Dataset rows describing interfaces:
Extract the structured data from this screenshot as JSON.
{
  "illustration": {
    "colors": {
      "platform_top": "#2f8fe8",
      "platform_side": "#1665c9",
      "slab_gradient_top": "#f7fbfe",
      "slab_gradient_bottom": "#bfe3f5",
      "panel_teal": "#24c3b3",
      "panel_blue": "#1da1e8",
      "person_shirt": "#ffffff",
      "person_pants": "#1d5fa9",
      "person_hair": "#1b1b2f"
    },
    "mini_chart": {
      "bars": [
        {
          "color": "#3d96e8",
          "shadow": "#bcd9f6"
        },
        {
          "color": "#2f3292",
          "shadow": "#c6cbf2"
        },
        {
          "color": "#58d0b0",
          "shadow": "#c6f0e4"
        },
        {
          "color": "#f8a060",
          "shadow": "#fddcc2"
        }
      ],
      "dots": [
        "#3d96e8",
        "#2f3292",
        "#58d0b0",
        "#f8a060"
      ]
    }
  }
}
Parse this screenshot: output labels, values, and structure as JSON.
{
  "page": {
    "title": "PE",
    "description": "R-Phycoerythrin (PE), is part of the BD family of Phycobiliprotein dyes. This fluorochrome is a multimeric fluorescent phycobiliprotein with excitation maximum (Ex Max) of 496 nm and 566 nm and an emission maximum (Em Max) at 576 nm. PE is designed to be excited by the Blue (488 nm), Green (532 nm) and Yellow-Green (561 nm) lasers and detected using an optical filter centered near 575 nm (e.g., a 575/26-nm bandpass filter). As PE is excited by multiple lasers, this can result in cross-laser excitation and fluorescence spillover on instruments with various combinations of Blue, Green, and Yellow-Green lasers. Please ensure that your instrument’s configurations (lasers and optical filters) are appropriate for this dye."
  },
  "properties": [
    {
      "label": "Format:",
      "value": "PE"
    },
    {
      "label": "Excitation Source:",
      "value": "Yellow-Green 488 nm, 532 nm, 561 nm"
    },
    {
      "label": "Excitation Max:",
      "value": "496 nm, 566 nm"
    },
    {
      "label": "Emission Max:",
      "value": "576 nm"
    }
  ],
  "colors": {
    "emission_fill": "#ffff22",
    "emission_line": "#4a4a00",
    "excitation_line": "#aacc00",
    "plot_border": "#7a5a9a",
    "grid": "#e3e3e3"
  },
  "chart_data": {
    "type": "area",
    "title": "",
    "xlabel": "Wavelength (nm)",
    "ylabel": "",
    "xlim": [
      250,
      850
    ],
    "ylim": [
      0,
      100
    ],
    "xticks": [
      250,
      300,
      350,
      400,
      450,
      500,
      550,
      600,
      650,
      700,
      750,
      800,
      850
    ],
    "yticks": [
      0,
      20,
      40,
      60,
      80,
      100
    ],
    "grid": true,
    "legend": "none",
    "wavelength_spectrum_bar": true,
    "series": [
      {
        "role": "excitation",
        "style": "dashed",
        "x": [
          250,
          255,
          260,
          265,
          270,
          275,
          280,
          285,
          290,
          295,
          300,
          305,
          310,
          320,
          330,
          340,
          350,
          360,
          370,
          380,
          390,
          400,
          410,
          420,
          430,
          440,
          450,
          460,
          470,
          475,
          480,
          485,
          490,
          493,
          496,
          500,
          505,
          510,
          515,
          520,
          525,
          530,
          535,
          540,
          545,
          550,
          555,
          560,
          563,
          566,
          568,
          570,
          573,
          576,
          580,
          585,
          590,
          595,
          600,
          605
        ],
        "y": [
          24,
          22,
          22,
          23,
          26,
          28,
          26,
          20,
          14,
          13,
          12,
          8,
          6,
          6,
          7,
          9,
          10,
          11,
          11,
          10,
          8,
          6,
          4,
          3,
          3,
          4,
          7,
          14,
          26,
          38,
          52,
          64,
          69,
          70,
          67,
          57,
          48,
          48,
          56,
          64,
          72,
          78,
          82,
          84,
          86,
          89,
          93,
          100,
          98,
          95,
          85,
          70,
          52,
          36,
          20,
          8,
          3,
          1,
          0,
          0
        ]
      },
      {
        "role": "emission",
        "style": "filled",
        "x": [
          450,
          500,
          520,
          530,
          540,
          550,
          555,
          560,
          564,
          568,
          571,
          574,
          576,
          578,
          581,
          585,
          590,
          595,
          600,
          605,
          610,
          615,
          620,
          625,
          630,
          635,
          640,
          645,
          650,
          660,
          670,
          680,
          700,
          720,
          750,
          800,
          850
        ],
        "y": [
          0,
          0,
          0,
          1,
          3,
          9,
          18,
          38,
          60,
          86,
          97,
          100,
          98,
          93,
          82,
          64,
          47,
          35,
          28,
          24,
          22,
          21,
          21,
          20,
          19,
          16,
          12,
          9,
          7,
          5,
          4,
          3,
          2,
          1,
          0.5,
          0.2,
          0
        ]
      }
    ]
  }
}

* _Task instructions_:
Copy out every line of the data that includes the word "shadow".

* _Your solution_:
          "shadow": "#bcd9f6"
          "shadow": "#c6cbf2"
          "shadow": "#c6f0e4"
          "shadow": "#fddcc2"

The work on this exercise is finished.